(Excerpts from a dataset)
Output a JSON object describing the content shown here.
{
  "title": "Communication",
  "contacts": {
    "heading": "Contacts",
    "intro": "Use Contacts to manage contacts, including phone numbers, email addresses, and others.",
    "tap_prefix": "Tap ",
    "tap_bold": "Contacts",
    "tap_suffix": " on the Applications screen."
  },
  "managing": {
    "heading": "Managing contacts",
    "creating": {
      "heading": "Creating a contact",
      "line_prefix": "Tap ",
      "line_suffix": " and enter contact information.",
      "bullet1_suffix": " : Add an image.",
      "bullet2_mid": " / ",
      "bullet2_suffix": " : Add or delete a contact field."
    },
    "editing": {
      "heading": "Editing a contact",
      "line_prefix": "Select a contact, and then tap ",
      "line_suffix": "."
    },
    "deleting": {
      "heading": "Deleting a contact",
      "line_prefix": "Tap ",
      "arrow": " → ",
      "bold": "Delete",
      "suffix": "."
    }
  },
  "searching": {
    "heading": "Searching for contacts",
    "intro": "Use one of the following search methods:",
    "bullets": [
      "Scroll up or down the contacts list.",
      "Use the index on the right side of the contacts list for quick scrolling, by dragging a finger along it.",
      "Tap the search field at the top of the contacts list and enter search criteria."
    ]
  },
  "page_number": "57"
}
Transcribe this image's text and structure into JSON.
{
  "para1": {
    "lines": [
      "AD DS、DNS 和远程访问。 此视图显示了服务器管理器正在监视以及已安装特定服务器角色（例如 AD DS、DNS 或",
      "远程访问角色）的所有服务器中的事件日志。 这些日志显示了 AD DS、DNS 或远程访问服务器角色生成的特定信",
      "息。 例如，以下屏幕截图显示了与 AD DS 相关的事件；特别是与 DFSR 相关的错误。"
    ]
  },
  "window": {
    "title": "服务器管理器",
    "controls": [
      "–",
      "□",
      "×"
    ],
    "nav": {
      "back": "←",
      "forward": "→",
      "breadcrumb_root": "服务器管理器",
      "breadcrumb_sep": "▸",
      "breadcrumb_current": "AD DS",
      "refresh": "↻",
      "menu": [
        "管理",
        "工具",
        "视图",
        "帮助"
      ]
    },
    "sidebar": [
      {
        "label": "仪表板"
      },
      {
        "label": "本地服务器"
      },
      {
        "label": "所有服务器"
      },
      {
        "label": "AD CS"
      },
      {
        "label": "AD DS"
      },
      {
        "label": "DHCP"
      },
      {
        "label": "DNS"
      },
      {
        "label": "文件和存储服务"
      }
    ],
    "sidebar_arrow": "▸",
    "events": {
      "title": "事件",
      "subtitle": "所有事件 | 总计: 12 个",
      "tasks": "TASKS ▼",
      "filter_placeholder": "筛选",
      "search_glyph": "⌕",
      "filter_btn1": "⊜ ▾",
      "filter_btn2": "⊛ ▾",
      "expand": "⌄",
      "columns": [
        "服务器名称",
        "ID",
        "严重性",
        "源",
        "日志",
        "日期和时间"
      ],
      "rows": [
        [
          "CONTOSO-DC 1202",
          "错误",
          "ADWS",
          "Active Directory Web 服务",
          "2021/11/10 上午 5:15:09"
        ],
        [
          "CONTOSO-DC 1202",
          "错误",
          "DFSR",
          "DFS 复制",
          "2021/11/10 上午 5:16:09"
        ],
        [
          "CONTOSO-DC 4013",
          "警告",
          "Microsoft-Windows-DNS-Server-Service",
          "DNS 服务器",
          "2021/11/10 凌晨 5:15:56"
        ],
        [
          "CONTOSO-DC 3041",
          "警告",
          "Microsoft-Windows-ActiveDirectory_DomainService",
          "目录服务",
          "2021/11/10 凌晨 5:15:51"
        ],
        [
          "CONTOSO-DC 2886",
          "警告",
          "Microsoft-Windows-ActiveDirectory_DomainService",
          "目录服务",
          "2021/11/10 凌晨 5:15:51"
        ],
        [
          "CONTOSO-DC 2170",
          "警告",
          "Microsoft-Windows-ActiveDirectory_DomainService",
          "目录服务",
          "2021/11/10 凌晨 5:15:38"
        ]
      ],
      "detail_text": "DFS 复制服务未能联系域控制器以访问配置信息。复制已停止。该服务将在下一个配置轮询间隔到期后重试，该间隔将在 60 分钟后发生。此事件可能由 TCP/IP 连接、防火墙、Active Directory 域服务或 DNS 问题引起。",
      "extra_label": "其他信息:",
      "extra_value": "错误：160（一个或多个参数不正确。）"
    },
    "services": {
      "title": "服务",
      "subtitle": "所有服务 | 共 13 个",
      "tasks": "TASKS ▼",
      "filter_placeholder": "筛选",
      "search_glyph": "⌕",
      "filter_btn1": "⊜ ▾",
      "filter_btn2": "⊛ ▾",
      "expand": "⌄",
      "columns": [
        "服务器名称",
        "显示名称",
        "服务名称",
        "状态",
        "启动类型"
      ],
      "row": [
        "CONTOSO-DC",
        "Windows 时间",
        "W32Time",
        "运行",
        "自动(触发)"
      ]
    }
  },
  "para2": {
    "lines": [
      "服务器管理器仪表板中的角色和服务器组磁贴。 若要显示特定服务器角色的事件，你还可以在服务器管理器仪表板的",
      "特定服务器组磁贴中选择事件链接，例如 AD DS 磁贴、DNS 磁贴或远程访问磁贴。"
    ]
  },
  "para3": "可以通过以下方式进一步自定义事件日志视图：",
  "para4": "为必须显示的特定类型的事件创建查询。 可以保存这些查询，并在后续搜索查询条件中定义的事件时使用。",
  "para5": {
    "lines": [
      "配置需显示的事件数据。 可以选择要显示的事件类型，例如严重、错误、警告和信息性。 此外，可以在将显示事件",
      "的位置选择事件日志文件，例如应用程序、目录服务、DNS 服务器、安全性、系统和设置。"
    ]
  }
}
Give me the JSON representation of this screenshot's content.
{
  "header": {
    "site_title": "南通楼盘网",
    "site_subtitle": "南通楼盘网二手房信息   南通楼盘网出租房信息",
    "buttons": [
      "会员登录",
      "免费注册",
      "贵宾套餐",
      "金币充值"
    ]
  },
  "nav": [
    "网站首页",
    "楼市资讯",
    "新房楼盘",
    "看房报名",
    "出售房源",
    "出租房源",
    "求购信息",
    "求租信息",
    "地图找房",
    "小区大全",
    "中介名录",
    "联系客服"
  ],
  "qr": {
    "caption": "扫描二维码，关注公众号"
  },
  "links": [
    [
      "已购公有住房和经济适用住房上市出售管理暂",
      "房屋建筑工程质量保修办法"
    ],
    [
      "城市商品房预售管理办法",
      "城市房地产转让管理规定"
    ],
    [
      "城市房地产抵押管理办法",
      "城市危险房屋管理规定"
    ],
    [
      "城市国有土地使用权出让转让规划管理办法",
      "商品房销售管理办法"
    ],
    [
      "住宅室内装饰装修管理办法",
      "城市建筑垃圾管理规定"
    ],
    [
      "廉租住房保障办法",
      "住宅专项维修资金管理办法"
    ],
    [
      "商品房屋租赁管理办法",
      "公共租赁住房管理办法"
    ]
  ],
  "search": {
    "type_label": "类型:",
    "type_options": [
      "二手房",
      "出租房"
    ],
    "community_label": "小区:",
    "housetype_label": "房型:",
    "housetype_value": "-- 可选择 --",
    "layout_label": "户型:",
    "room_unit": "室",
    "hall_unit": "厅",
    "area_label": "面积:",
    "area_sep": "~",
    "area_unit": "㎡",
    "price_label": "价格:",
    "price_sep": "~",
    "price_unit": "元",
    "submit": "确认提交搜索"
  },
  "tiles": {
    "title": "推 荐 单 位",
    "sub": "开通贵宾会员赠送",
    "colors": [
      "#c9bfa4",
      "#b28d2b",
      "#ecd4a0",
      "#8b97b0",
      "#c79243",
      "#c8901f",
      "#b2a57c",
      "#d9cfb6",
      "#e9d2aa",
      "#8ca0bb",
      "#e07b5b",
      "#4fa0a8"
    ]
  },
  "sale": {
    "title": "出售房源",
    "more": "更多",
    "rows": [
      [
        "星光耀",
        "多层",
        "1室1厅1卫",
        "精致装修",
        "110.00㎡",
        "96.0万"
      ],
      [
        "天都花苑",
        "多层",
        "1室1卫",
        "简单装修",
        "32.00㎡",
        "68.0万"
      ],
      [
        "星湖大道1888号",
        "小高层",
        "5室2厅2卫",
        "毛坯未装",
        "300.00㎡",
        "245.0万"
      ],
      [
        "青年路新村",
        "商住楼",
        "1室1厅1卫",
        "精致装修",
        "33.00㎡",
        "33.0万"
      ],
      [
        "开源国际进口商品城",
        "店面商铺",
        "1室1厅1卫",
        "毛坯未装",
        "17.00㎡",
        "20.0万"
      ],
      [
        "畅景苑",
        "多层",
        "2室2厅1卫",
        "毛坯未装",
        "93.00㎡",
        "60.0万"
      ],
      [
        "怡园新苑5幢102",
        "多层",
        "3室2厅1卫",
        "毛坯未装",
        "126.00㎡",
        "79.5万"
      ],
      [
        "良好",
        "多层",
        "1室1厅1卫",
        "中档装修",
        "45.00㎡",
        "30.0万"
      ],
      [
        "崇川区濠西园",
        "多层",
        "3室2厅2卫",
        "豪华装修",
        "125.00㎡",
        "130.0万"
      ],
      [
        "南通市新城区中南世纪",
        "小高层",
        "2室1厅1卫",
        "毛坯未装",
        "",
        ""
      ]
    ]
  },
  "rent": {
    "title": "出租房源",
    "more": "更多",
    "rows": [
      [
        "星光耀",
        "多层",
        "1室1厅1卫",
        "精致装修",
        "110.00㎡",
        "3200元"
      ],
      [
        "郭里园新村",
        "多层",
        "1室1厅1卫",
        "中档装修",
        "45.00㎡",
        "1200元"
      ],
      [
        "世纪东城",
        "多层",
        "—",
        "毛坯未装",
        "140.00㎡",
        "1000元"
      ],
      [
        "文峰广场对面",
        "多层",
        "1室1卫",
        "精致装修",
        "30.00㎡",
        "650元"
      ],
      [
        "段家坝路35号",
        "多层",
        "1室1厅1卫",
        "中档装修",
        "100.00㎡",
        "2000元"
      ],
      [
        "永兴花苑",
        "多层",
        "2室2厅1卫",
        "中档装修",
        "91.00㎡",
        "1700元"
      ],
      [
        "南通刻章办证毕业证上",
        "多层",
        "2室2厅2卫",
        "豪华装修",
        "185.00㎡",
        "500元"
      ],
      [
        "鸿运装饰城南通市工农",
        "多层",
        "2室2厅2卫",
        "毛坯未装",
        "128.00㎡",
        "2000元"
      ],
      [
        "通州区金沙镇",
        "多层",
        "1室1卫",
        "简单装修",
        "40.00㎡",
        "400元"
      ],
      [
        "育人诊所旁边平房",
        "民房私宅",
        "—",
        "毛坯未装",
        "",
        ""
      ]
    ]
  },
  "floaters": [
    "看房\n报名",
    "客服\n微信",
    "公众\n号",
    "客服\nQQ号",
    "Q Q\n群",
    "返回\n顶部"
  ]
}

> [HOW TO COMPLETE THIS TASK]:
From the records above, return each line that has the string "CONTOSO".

> [SOLUTION BELOW]:
          "CONTOSO-DC 1202",
          "CONTOSO-DC 1202",
          "CONTOSO-DC 4013",
          "CONTOSO-DC 3041",
          "CONTOSO-DC 2886",
          "CONTOSO-DC 2170",
        "CONTOSO-DC",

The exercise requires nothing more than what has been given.